Misguided tax rules threaten engineering and innovation
| November 26, 2023 12:00 AM
From clean air and water to safe roads and bridges, engineering and design firms across the United States spearhead the creation of cutting-edge technologies that enhance and advance our future.
As the president and CEO of DJ&A, P.C., headquartered here in Missoula, we are proud of the work we do in civil and environmental engineering to help support communities throughout Montana and beyond.
To continue to meet unprecedented challenges with novel solutions, it’s critical that engineering companies like ours engage in research and development (R&D) to find innovative ways to approach problems old and new. However, a recent change to our tax code is stifling this commitment to R&D and threatening the industry’s collective development to the detriment of our communities.
This tax change, which took effect in 2022, requires businesses to deduct R&D expenses over five years instead of when they occur, leading to devastating tax consequences. This revision in the tax code puts immense financial strain on small engineering firms that innovate while they serve the public.
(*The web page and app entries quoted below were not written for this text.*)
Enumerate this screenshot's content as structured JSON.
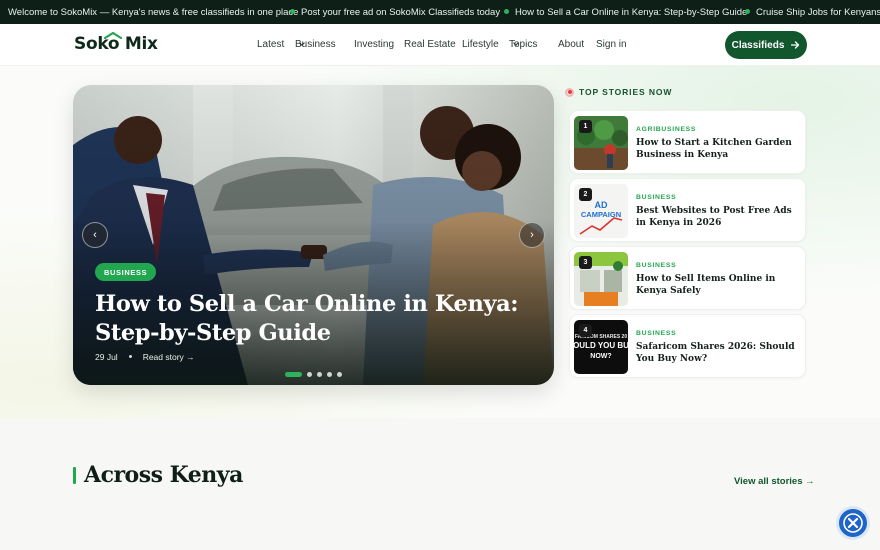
{
  "ticker": [
    "Welcome to SokoMix — Kenya's news & free classifieds in one place",
    "Post your free ad on SokoMix Classifieds today",
    "How to Sell a Car Online in Kenya: Step-by-Step Guide",
    "Cruise Ship Jobs for Kenyans: Sala"
  ],
  "header": {
    "logo": "Soko Mix",
    "nav": [
      "Latest",
      "Business",
      "Investing",
      "Real Estate",
      "Lifestyle",
      "Topics",
      "About",
      "Sign in"
    ],
    "cta_label": "Classifieds",
    "cta_icon": "arrow-right-icon"
  },
  "hero": {
    "badge": "BUSINESS",
    "title": "How to Sell a Car Online in Kenya: Step-by-Step Guide",
    "date": "29 Jul",
    "read_label": "Read story →",
    "slides_total": 5,
    "active_slide": 1
  },
  "top_stories": {
    "heading": "TOP STORIES NOW",
    "items": [
      {
        "num": "1",
        "category": "AGRIBUSINESS",
        "title": "How to Start a Kitchen Garden Business in Kenya"
      },
      {
        "num": "2",
        "category": "BUSINESS",
        "title": "Best Websites to Post Free Ads in Kenya in 2026"
      },
      {
        "num": "3",
        "category": "BUSINESS",
        "title": "How to Sell Items Online in Kenya Safely"
      },
      {
        "num": "4",
        "category": "BUSINESS",
        "title": "Safaricom Shares 2026: Should You Buy Now?"
      }
    ],
    "thumb_texts": {
      "ad_line1": "AD",
      "ad_line2": "CAMPAIGN",
      "saf_line1": "FARICOM SHARES 20",
      "saf_line2": "OULD YOU BU",
      "saf_line3": "NOW?"
    }
  },
  "section": {
    "title": "Across Kenya",
    "view_all": "View all stories →"
  },
  "colors": {
    "brand": "#12562d",
    "accent": "#22a64f",
    "ticker_bg": "#0d1f17"
  }
}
This is a hard reality to face because many smaller engineering firms, including our own, support some of the nation’s highest-profile projects, such as our environmental engineering work to upgrade the wastewater system at Death Valley National Park.
We at DJ&A are honored to be the engineering company of record for the project because our work will not only benefit the park’s 1 million annual visitors, but will also protect the park itself — a testament to the quality work we do. However, this revision to the tax code presents financial stress that could hinder our ability to hire qualified staff and develop innovative solutions that will benefit our national parks and other critical infrastructure projects for the foreseeable future.
While it can be time-intensive and expensive, R&D is an essential part of the engineering profession because it’s our job to design safe and reliable infrastructure for our communities. With so many resources and manpower involved in R&D, it is imperative that engineering firms have financial flexibility to pivot where needed and remain operational, particularly if Congress’ infrastructure ambitions are to be realized.
But this tax change will only lead to higher tax burdens for our small businesses, inhibiting their ability to grow and engage in R&D that pushes innovation forward.
Studies show that this lapse in our tax laws will decrease R&D spending in the U.S. by $4.1 billion per year, causing a loss of 23,400 direct R&D jobs in each of the first five years of this tax change going into effect. At the same time Congress is disincentivizing R&D with onerous tax burdens, China’s tax authority recently extended its policy of a 200% “pre-tax super deduction” for R&D expenses.
It’s time for Congress to recognize that this provision hurts smaller firms and the communities they serve while making our Country less competitive and less secure. Our leaders must pass legislation in the House and Senate to revert R&D taxation to what it once was in order to protect innovation in American engineering.
I want to thank Sen. Steve Daines in particular for cosponsoring bill S. 866, as well as urge Sen. Jon Tester and the rest of the congressional delegation to support fixing R&D amortizations so engineering firms of all sizes can continue to thrive.
Chris Anderson is CEO of DJ&A Engineering, headquartered in Missoula, with offices throughout the Western U.S.